▶ **WHAT YOU HAVE TO DO**: Would you please set down the data again exactly as given, excluding the pictures?

*** DATA FOR THE TASK Section Begins ***

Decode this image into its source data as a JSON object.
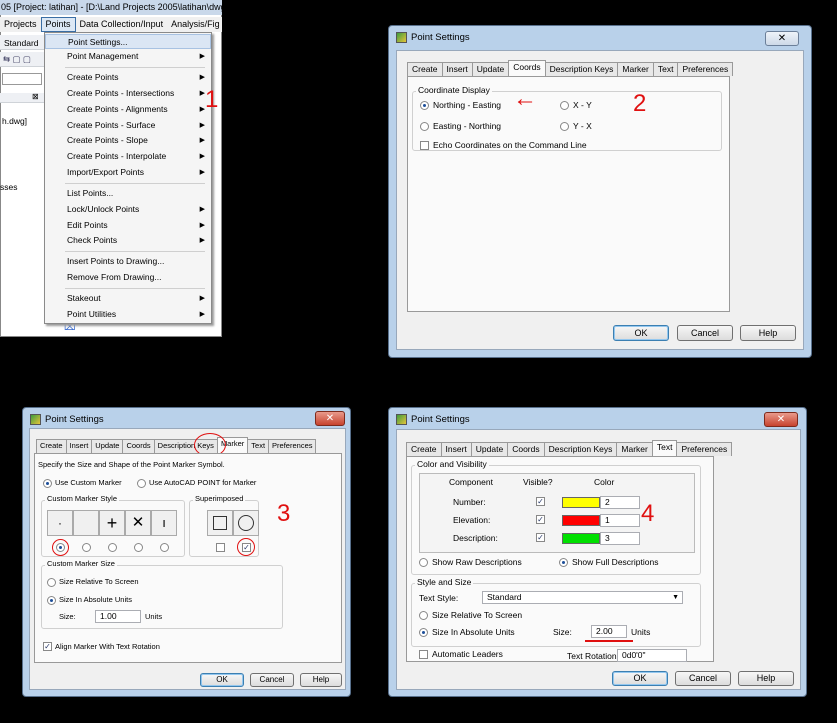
{
  "panel1": {
    "title": "05 [Project: latihan] - [D:\\Land Projects 2005\\latihan\\dwg\\",
    "menubar": [
      "Projects",
      "Points",
      "Data Collection/Input",
      "Analysis/Fig"
    ],
    "left_texts": {
      "standard": "Standard",
      "dwg": "h.dwg]",
      "sses": "sses"
    },
    "menu_items": [
      {
        "label": "Point Settings...",
        "arrow": ""
      },
      {
        "label": "Point Management",
        "arrow": "▶"
      },
      {
        "label": "Create Points",
        "arrow": "▶"
      },
      {
        "label": "Create Points - Intersections",
        "arrow": "▶"
      },
      {
        "label": "Create Points - Alignments",
        "arrow": "▶"
      },
      {
        "label": "Create Points - Surface",
        "arrow": "▶"
      },
      {
        "label": "Create Points - Slope",
        "arrow": "▶"
      },
      {
        "label": "Create Points - Interpolate",
        "arrow": "▶"
      },
      {
        "label": "Import/Export Points",
        "arrow": "▶"
      },
      {
        "label": "List Points...",
        "arrow": ""
      },
      {
        "label": "Lock/Unlock Points",
        "arrow": "▶"
      },
      {
        "label": "Edit Points",
        "arrow": "▶"
      },
      {
        "label": "Check Points",
        "arrow": "▶"
      },
      {
        "label": "Insert Points to Drawing...",
        "arrow": ""
      },
      {
        "label": "Remove From Drawing...",
        "arrow": ""
      },
      {
        "label": "Stakeout",
        "arrow": "▶"
      },
      {
        "label": "Point Utilities",
        "arrow": "▶"
      }
    ],
    "number": "1"
  },
  "dialog_title": "Point Settings",
  "close_glyph": "✕",
  "tabs": [
    "Create",
    "Insert",
    "Update",
    "Coords",
    "Description Keys",
    "Marker",
    "Text",
    "Preferences"
  ],
  "buttons": {
    "ok": "OK",
    "cancel": "Cancel",
    "help": "Help"
  },
  "panel2": {
    "group_label": "Coordinate Display",
    "opt_ne": "Northing - Easting",
    "opt_en": "Easting - Northing",
    "opt_xy": "X - Y",
    "opt_yx": "Y - X",
    "echo": "Echo Coordinates on the Command Line",
    "arrow": "←",
    "number": "2"
  },
  "panel3": {
    "intro": "Specify the Size and Shape of the Point Marker Symbol.",
    "use_custom": "Use Custom Marker",
    "use_autocad": "Use AutoCAD POINT for Marker",
    "custom_style": "Custom Marker Style",
    "superimposed": "Superimposed",
    "size_group": "Custom Marker Size",
    "rel_screen": "Size Relative To Screen",
    "abs_units": "Size In Absolute Units",
    "size_label": "Size:",
    "size_value": "1.00",
    "units": "Units",
    "align": "Align Marker With Text Rotation",
    "markers": [
      "·",
      "",
      "+",
      "✕",
      "ı"
    ],
    "check_glyph": "✓",
    "number": "3"
  },
  "panel4": {
    "cv_group": "Color and Visibility",
    "hdr_component": "Component",
    "hdr_visible": "Visible?",
    "hdr_color": "Color",
    "rows": [
      {
        "name": "Number:",
        "color": "#ffff00",
        "index": "2"
      },
      {
        "name": "Elevation:",
        "color": "#ff0000",
        "index": "1"
      },
      {
        "name": "Description:",
        "color": "#00e000",
        "index": "3"
      }
    ],
    "raw_desc": "Show Raw Descriptions",
    "full_desc": "Show Full Descriptions",
    "ss_group": "Style and Size",
    "text_style_label": "Text Style:",
    "text_style_value": "Standard",
    "rel_screen": "Size Relative To Screen",
    "abs_units": "Size In Absolute Units",
    "size_label": "Size:",
    "size_value": "2.00",
    "units": "Units",
    "auto_leaders": "Automatic Leaders",
    "rotation_label": "Text Rotation:",
    "rotation_value": "0d0'0\"",
    "dropdown_glyph": "▼",
    "number": "4"
  }
}
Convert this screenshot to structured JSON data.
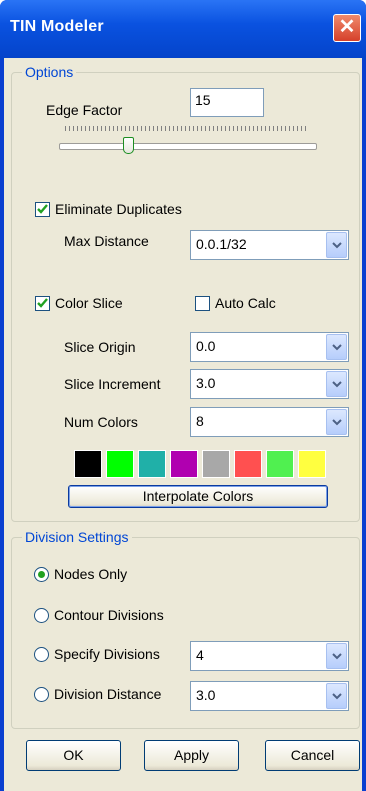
{
  "window": {
    "title": "TIN Modeler",
    "close_symbol": "✕"
  },
  "options": {
    "legend": "Options",
    "edge_factor": {
      "label": "Edge Factor",
      "value": "15",
      "slider_fraction": 0.26
    },
    "eliminate_duplicates": {
      "label": "Eliminate Duplicates",
      "checked": true
    },
    "max_distance": {
      "label": "Max Distance",
      "value": "0.0.1/32"
    },
    "color_slice": {
      "label": "Color Slice",
      "checked": true
    },
    "auto_calc": {
      "label": "Auto Calc",
      "checked": false
    },
    "slice_origin": {
      "label": "Slice Origin",
      "value": "0.0"
    },
    "slice_increment": {
      "label": "Slice Increment",
      "value": "3.0"
    },
    "num_colors": {
      "label": "Num Colors",
      "value": "8"
    },
    "colors": [
      "#000000",
      "#00ff00",
      "#20b0a8",
      "#b000b0",
      "#a8a8a8",
      "#ff5050",
      "#50f050",
      "#ffff40"
    ],
    "interpolate_label": "Interpolate Colors"
  },
  "division": {
    "legend": "Division Settings",
    "nodes_only": {
      "label": "Nodes Only",
      "selected": true
    },
    "contour_divisions": {
      "label": "Contour Divisions",
      "selected": false
    },
    "specify_divisions": {
      "label": "Specify Divisions",
      "selected": false,
      "value": "4"
    },
    "division_distance": {
      "label": "Division Distance",
      "selected": false,
      "value": "3.0"
    }
  },
  "buttons": {
    "ok": "OK",
    "apply": "Apply",
    "cancel": "Cancel"
  }
}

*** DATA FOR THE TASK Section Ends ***

▶ **RESPONSE**:
Decode this image into its source data as a JSON object.
{
  "panel1": {
    "title": "05 [Project: latihan] - [D:\\Land Projects 2005\\latihan\\dwg\\",
    "menubar": [
      "Projects",
      "Points",
      "Data Collection/Input",
      "Analysis/Fig"
    ],
    "left_texts": {
      "standard": "Standard",
      "dwg": "h.dwg]",
      "sses": "sses"
    },
    "menu_items": [
      {
        "label": "Point Settings...",
        "arrow": ""
      },
      {
        "label": "Point Management",
        "arrow": "▶"
      },
      {
        "label": "Create Points",
        "arrow": "▶"
      },
      {
        "label": "Create Points - Intersections",
        "arrow": "▶"
      },
      {
        "label": "Create Points - Alignments",
        "arrow": "▶"
      },
      {
        "label": "Create Points - Surface",
        "arrow": "▶"
      },
      {
        "label": "Create Points - Slope",
        "arrow": "▶"
      },
      {
        "label": "Create Points - Interpolate",
        "arrow": "▶"
      },
      {
        "label": "Import/Export Points",
        "arrow": "▶"
      },
      {
        "label": "List Points...",
        "arrow": ""
      },
      {
        "label": "Lock/Unlock Points",
        "arrow": "▶"
      },
      {
        "label": "Edit Points",
        "arrow": "▶"
      },
      {
        "label": "Check Points",
        "arrow": "▶"
      },
      {
        "label": "Insert Points to Drawing...",
        "arrow": ""
      },
      {
        "label": "Remove From Drawing...",
        "arrow": ""
      },
      {
        "label": "Stakeout",
        "arrow": "▶"
      },
      {
        "label": "Point Utilities",
        "arrow": "▶"
      }
    ],
    "number": "1"
  },
  "dialog_title": "Point Settings",
  "close_glyph": "✕",
  "tabs": [
    "Create",
    "Insert",
    "Update",
    "Coords",
    "Description Keys",
    "Marker",
    "Text",
    "Preferences"
  ],
  "buttons": {
    "ok": "OK",
    "cancel": "Cancel",
    "help": "Help"
  },
  "panel2": {
    "group_label": "Coordinate Display",
    "opt_ne": "Northing - Easting",
    "opt_en": "Easting - Northing",
    "opt_xy": "X - Y",
    "opt_yx": "Y - X",
    "echo": "Echo Coordinates on the Command Line",
    "arrow": "←",
    "number": "2"
  },
  "panel3": {
    "intro": "Specify the Size and Shape of the Point Marker Symbol.",
    "use_custom": "Use Custom Marker",
    "use_autocad": "Use AutoCAD POINT for Marker",
    "custom_style": "Custom Marker Style",
    "superimposed": "Superimposed",
    "size_group": "Custom Marker Size",
    "rel_screen": "Size Relative To Screen",
    "abs_units": "Size In Absolute Units",
    "size_label": "Size:",
    "size_value": "1.00",
    "units": "Units",
    "align": "Align Marker With Text Rotation",
    "markers": [
      "·",
      "",
      "+",
      "✕",
      "ı"
    ],
    "check_glyph": "✓",
    "number": "3"
  },
  "panel4": {
    "cv_group": "Color and Visibility",
    "hdr_component": "Component",
    "hdr_visible": "Visible?",
    "hdr_color": "Color",
    "rows": [
      {
        "name": "Number:",
        "color": "#ffff00",
        "index": "2"
      },
      {
        "name": "Elevation:",
        "color": "#ff0000",
        "index": "1"
      },
      {
        "name": "Description:",
        "color": "#00e000",
        "index": "3"
      }
    ],
    "raw_desc": "Show Raw Descriptions",
    "full_desc": "Show Full Descriptions",
    "ss_group": "Style and Size",
    "text_style_label": "Text Style:",
    "text_style_value": "Standard",
    "rel_screen": "Size Relative To Screen",
    "abs_units": "Size In Absolute Units",
    "size_label": "Size:",
    "size_value": "2.00",
    "units": "Units",
    "auto_leaders": "Automatic Leaders",
    "rotation_label": "Text Rotation:",
    "rotation_value": "0d0'0\"",
    "dropdown_glyph": "▼",
    "number": "4"
  }
}
Convert this screenshot to structured JSON data.
{
  "window": {
    "title": "TIN Modeler",
    "close_symbol": "✕"
  },
  "options": {
    "legend": "Options",
    "edge_factor": {
      "label": "Edge Factor",
      "value": "15",
      "slider_fraction": 0.26
    },
    "eliminate_duplicates": {
      "label": "Eliminate Duplicates",
      "checked": true
    },
    "max_distance": {
      "label": "Max Distance",
      "value": "0.0.1/32"
    },
    "color_slice": {
      "label": "Color Slice",
      "checked": true
    },
    "auto_calc": {
      "label": "Auto Calc",
      "checked": false
    },
    "slice_origin": {
      "label": "Slice Origin",
      "value": "0.0"
    },
    "slice_increment": {
      "label": "Slice Increment",
      "value": "3.0"
    },
    "num_colors": {
      "label": "Num Colors",
      "value": "8"
    },
    "colors": [
      "#000000",
      "#00ff00",
      "#20b0a8",
      "#b000b0",
      "#a8a8a8",
      "#ff5050",
      "#50f050",
      "#ffff40"
    ],
    "interpolate_label": "Interpolate Colors"
  },
  "division": {
    "legend": "Division Settings",
    "nodes_only": {
      "label": "Nodes Only",
      "selected": true
    },
    "contour_divisions": {
      "label": "Contour Divisions",
      "selected": false
    },
    "specify_divisions": {
      "label": "Specify Divisions",
      "selected": false,
      "value": "4"
    },
    "division_distance": {
      "label": "Division Distance",
      "selected": false,
      "value": "3.0"
    }
  },
  "buttons": {
    "ok": "OK",
    "apply": "Apply",
    "cancel": "Cancel"
  }
}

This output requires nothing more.